(App and web page records)

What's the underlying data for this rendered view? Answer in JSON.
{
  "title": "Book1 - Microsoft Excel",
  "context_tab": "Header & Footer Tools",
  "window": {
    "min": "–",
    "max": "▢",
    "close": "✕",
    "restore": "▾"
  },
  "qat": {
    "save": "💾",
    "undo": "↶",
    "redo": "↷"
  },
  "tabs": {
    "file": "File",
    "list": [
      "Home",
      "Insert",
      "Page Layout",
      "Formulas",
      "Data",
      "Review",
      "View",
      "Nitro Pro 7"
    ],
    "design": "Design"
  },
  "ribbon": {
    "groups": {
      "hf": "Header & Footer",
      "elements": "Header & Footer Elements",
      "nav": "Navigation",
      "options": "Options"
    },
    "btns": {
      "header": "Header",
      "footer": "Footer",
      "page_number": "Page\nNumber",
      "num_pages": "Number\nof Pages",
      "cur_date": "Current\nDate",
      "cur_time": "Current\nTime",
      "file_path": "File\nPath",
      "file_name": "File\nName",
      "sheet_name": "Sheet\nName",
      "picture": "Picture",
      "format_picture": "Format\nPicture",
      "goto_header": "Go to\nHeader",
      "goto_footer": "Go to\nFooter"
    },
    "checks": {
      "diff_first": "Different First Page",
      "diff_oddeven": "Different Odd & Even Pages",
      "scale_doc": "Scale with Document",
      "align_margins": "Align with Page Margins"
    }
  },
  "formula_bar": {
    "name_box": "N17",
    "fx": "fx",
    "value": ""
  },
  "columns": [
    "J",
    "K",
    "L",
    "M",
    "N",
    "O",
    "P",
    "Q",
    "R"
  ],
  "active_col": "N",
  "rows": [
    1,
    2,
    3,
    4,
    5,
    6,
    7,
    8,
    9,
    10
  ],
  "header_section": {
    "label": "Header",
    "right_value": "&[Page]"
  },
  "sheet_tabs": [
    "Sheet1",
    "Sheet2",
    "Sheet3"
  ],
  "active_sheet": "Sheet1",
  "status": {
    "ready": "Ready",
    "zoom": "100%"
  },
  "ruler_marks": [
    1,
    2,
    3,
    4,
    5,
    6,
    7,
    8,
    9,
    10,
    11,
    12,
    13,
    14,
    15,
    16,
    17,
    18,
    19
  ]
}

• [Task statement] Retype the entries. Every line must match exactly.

• [Answer space]
What's the underlying data for this rendered view? Answer in JSON.
{
  "title": "Book1 - Microsoft Excel",
  "context_tab": "Header & Footer Tools",
  "window": {
    "min": "–",
    "max": "▢",
    "close": "✕",
    "restore": "▾"
  },
  "qat": {
    "save": "💾",
    "undo": "↶",
    "redo": "↷"
  },
  "tabs": {
    "file": "File",
    "list": [
      "Home",
      "Insert",
      "Page Layout",
      "Formulas",
      "Data",
      "Review",
      "View",
      "Nitro Pro 7"
    ],
    "design": "Design"
  },
  "ribbon": {
    "groups": {
      "hf": "Header & Footer",
      "elements": "Header & Footer Elements",
      "nav": "Navigation",
      "options": "Options"
    },
    "btns": {
      "header": "Header",
      "footer": "Footer",
      "page_number": "Page\nNumber",
      "num_pages": "Number\nof Pages",
      "cur_date": "Current\nDate",
      "cur_time": "Current\nTime",
      "file_path": "File\nPath",
      "file_name": "File\nName",
      "sheet_name": "Sheet\nName",
      "picture": "Picture",
      "format_picture": "Format\nPicture",
      "goto_header": "Go to\nHeader",
      "goto_footer": "Go to\nFooter"
    },
    "checks": {
      "diff_first": "Different First Page",
      "diff_oddeven": "Different Odd & Even Pages",
      "scale_doc": "Scale with Document",
      "align_margins": "Align with Page Margins"
    }
  },
  "formula_bar": {
    "name_box": "N17",
    "fx": "fx",
    "value": ""
  },
  "columns": [
    "J",
    "K",
    "L",
    "M",
    "N",
    "O",
    "P",
    "Q",
    "R"
  ],
  "active_col": "N",
  "rows": [
    1,
    2,
    3,
    4,
    5,
    6,
    7,
    8,
    9,
    10
  ],
  "header_section": {
    "label": "Header",
    "right_value": "&[Page]"
  },
  "sheet_tabs": [
    "Sheet1",
    "Sheet2",
    "Sheet3"
  ],
  "active_sheet": "Sheet1",
  "status": {
    "ready": "Ready",
    "zoom": "100%"
  },
  "ruler_marks": [
    1,
    2,
    3,
    4,
    5,
    6,
    7,
    8,
    9,
    10,
    11,
    12,
    13,
    14,
    15,
    16,
    17,
    18,
    19
  ]
}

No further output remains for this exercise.